The second problem is taking calcium unopposed. Any time you take a high dosage of a nutrient in isolation you will create imbalances in the body. Too much magnesium depletes calcium, too much calcium depletes magnesium, too much zinc depletes copper, too much magnesium deplete Thiamin, Vitamin D can deplete Vitamins K,A and E..the list goes on and on. Also is this really the best form to take these supplements? There are many concerns about taking isolated nutrients without food cofactors.
I have increased patient’s bone density (determined via standard bone scan) without giving them any calcium, but rather other minerals in low doses and vitamin D. The bottom line is that our health is a concert of nutrients, not a solo. It isn’t about X vitamin/mineral for Y disease. It is about the interplay of all the known nutrients (and unknown) and the balance within our individual bodies. Using synthetic nutrients to course correct for short periods of time or using low dosage of synthetic nutrients for a longer period of time may be a safe option. Or if you prefer to use whole food based vitamins then there are retail brands such as New Chapter and professional brands such as Right Foods. However using calcium alone or just a calcium magnesium product because you heard it was good may not be a wise option.
If you have known osteopenia or osteoporosis or a high risk then you should most likely take an extra calcium supplement that is a form of Hydroxyapatite (sometimes written MCHC). There is a good retail brand called BoneUp and there are also several professional brands. This is a much smarter way to increase calcium levels in the body as it has other bone density cofactors. Of course Vitamin D supplementation will also increase calcium absorption and can thereby improve bone density. There is also a relatively new supplement popular the last 5 years called strontium which has been shown to increase bone density (this is taken between meals away from calcium). There are other conditions whereby calcium and magnesium supplements may be helpful such as pre-eclampsia during pregnancy and migraine headaches. Certainly you can try these and use them for the short term.
Great food sources of bioavailable calcium are of course many dairy products such as yogurt and milk and some cheeses. Chicken broth made from bones and beef broth also contain calcium and many other beneficial minerals. And of course sardines with bones and canned salmon are great sources of calcium.
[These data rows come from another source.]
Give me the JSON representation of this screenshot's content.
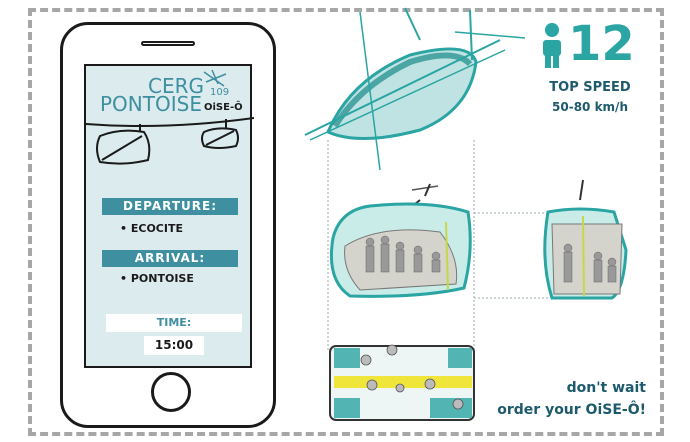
{
  "app": {
    "logo_line1": "CERG",
    "logo_line2": "PONTOISE",
    "logo_number": "109",
    "logo_brand": "OiSE-Ô"
  },
  "trip": {
    "departure_label": "DEPARTURE:",
    "departure_value": "• ECOCITE",
    "arrival_label": "ARRIVAL:",
    "arrival_value": "• PONTOISE",
    "time_label": "TIME:",
    "time_value": "15:00"
  },
  "speed": {
    "capacity": "12",
    "title": "TOP SPEED",
    "range": "50-80 km/h"
  },
  "cta": {
    "line1": "don't wait",
    "line2": "order your OiSE-Ô!"
  },
  "colors": {
    "teal": "#2aa5a3",
    "label_blue": "#3e8fa0",
    "dark_blue": "#1e5a6d",
    "screen_bg": "#dcebee"
  }
}
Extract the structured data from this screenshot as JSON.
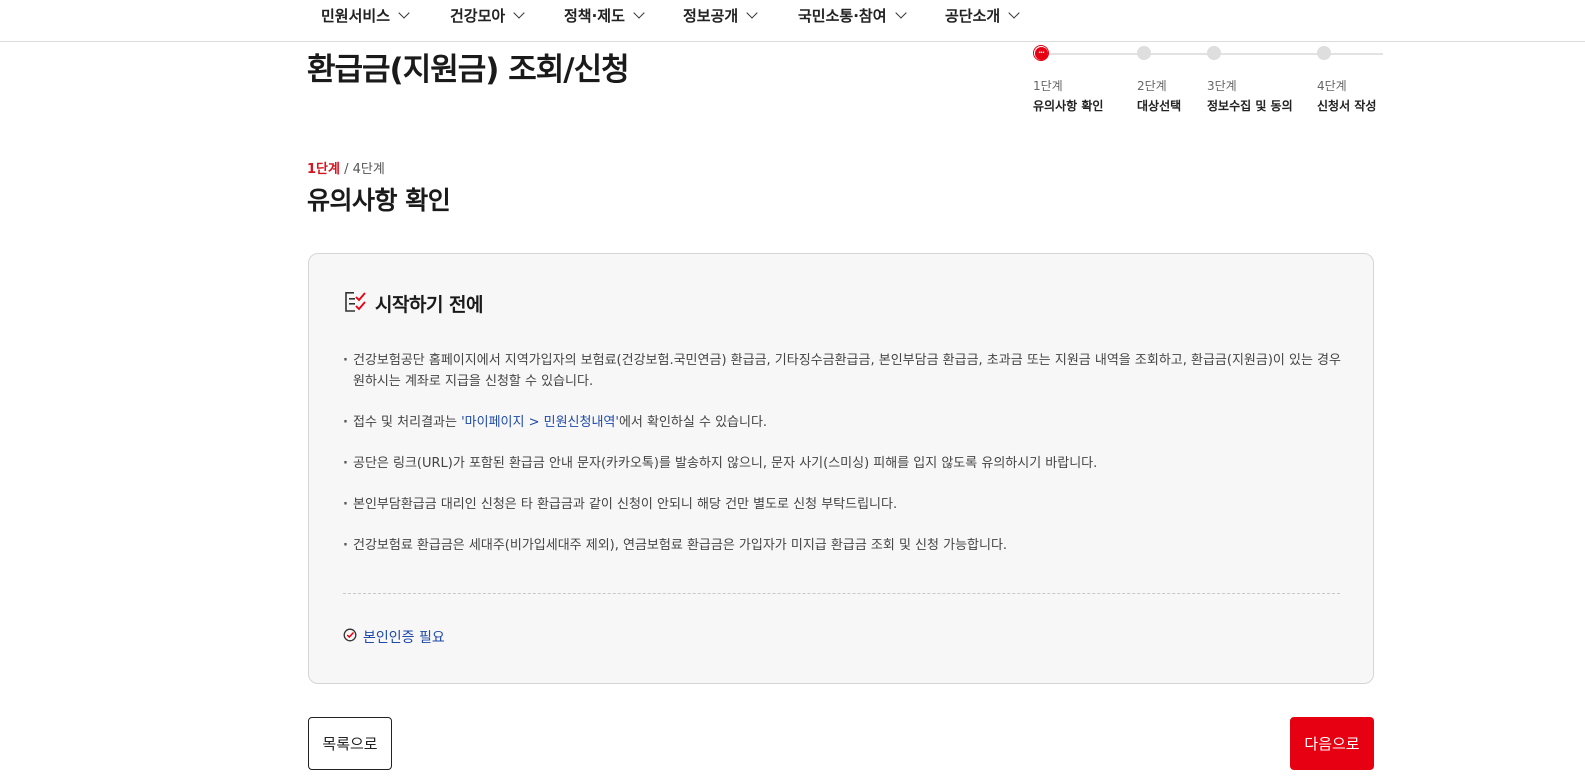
{
  "nav": {
    "menus": [
      "민원서비스",
      "건강모아",
      "정책·제도",
      "정보공개",
      "국민소통·참여",
      "공단소개"
    ]
  },
  "page": {
    "title": "환급금(지원금) 조회/신청"
  },
  "stepper": {
    "steps": [
      {
        "num": "1단계",
        "label": "유의사항 확인",
        "active": true
      },
      {
        "num": "2단계",
        "label": "대상선택",
        "active": false
      },
      {
        "num": "3단계",
        "label": "정보수집 및 동의",
        "active": false
      },
      {
        "num": "4단계",
        "label": "신청서 작성",
        "active": false
      }
    ]
  },
  "progress": {
    "current": "1단계",
    "separator": " / ",
    "total": "4단계"
  },
  "section": {
    "title": "유의사항 확인"
  },
  "notice": {
    "icon": "checklist-icon",
    "title": "시작하기 전에",
    "items": {
      "item1": "건강보험공단 홈페이지에서 지역가입자의 보험료(건강보험.국민연금) 환급금, 기타징수금환급금, 본인부담금 환급금, 초과금 또는 지원금 내역을 조회하고, 환급금(지원금)이 있는 경우 원하시는 계좌로 지급을 신청할 수 있습니다.",
      "item2_prefix": "접수 및 처리결과는 ",
      "item2_link": "'마이페이지 > 민원신청내역'",
      "item2_suffix": "에서 확인하실 수 있습니다.",
      "item3": "공단은 링크(URL)가 포함된 환급금 안내 문자(카카오톡)를 발송하지 않으니, 문자 사기(스미싱) 피해를 입지 않도록 유의하시기 바랍니다.",
      "item4": "본인부담환급금 대리인 신청은 타 환급금과 같이 신청이 안되니 해당 건만 별도로 신청 부탁드립니다.",
      "item5": "건강보험료 환급금은 세대주(비가입세대주 제외), 연금보험료 환급금은 가입자가 미지급 환급금 조회 및 신청 가능합니다."
    },
    "auth_label": "본인인증 필요"
  },
  "buttons": {
    "list": "목록으로",
    "next": "다음으로"
  },
  "colors": {
    "accent": "#e60012",
    "link": "#1f4aa8",
    "box_bg": "#f7f7f7"
  }
}
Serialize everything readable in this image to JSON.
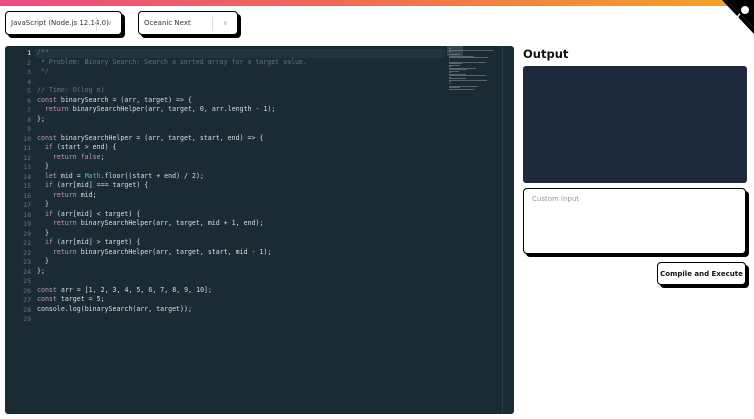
{
  "header": {
    "gradient_colors": [
      "#ec4c84",
      "#f5a623"
    ],
    "github_corner_icon": "github-octocat-icon"
  },
  "language_select": {
    "value": "JavaScript (Node.js 12.14.0)"
  },
  "theme_select": {
    "value": "Oceanic Next"
  },
  "editor": {
    "active_line": 1,
    "lines": [
      "/**",
      " * Problem: Binary Search: Search a sorted array for a target value.",
      " */",
      "",
      "// Time: O(log n)",
      "const binarySearch = (arr, target) => {",
      "  return binarySearchHelper(arr, target, 0, arr.length - 1);",
      "};",
      "",
      "const binarySearchHelper = (arr, target, start, end) => {",
      "  if (start > end) {",
      "    return false;",
      "  }",
      "  let mid = Math.floor((start + end) / 2);",
      "  if (arr[mid] === target) {",
      "    return mid;",
      "  }",
      "  if (arr[mid] < target) {",
      "    return binarySearchHelper(arr, target, mid + 1, end);",
      "  }",
      "  if (arr[mid] > target) {",
      "    return binarySearchHelper(arr, target, start, mid - 1);",
      "  }",
      "};",
      "",
      "const arr = [1, 2, 3, 4, 5, 6, 7, 8, 9, 10];",
      "const target = 5;",
      "console.log(binarySearch(arr, target));",
      ""
    ]
  },
  "output": {
    "title": "Output",
    "content": ""
  },
  "custom_input": {
    "placeholder": "Custom input",
    "value": ""
  },
  "compile_button": {
    "label": "Compile and Execute"
  }
}
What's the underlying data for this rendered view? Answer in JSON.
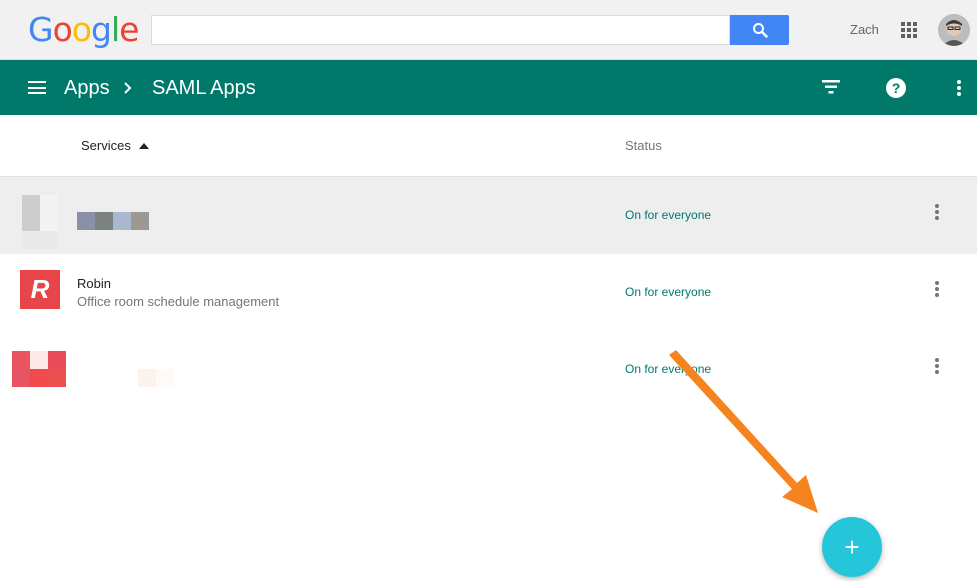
{
  "topbar": {
    "logo_letters": [
      {
        "char": "G",
        "color": "#4285f4"
      },
      {
        "char": "o",
        "color": "#ea4335"
      },
      {
        "char": "o",
        "color": "#fbbc05"
      },
      {
        "char": "g",
        "color": "#4285f4"
      },
      {
        "char": "l",
        "color": "#34a853"
      },
      {
        "char": "e",
        "color": "#ea4335"
      }
    ],
    "search_value": "",
    "search_icon": "search-icon",
    "username": "Zach",
    "apps_icon": "apps-grid-icon"
  },
  "header": {
    "menu_icon": "menu-icon",
    "breadcrumb": {
      "root": "Apps",
      "separator": ">",
      "current": "SAML Apps"
    },
    "filter_icon": "filter-icon",
    "help_label": "?",
    "more_icon": "more-vert-icon",
    "color": "#00796b"
  },
  "table": {
    "columns": {
      "services": "Services",
      "status": "Status"
    },
    "rows": [
      {
        "name": "",
        "description": "",
        "status": "On for everyone",
        "logo": "pixelated"
      },
      {
        "name": "Robin",
        "description": "Office room schedule management",
        "status": "On for everyone",
        "logo_letter": "R",
        "logo_color": "#e8454a"
      },
      {
        "name": "",
        "description": "",
        "status": "On for everyone",
        "logo": "pixelated"
      }
    ]
  },
  "fab": {
    "label": "+",
    "color": "#26c6da"
  },
  "annotation": {
    "arrow_color": "#f5841f"
  }
}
So take a calcium supplement if you need it (at risk or currently have bone loss). But take it in a form with other nutrients not just calcium by itself. Also take the correct form of calcium in one of the better products mentioned above or just eat canned fish with bones, broccoli and don’t drink things that compete with calcium such as phosphates in sodas.
Yours In Health,
Certified Nutrition Specialist
Diplomat Oriental Medicine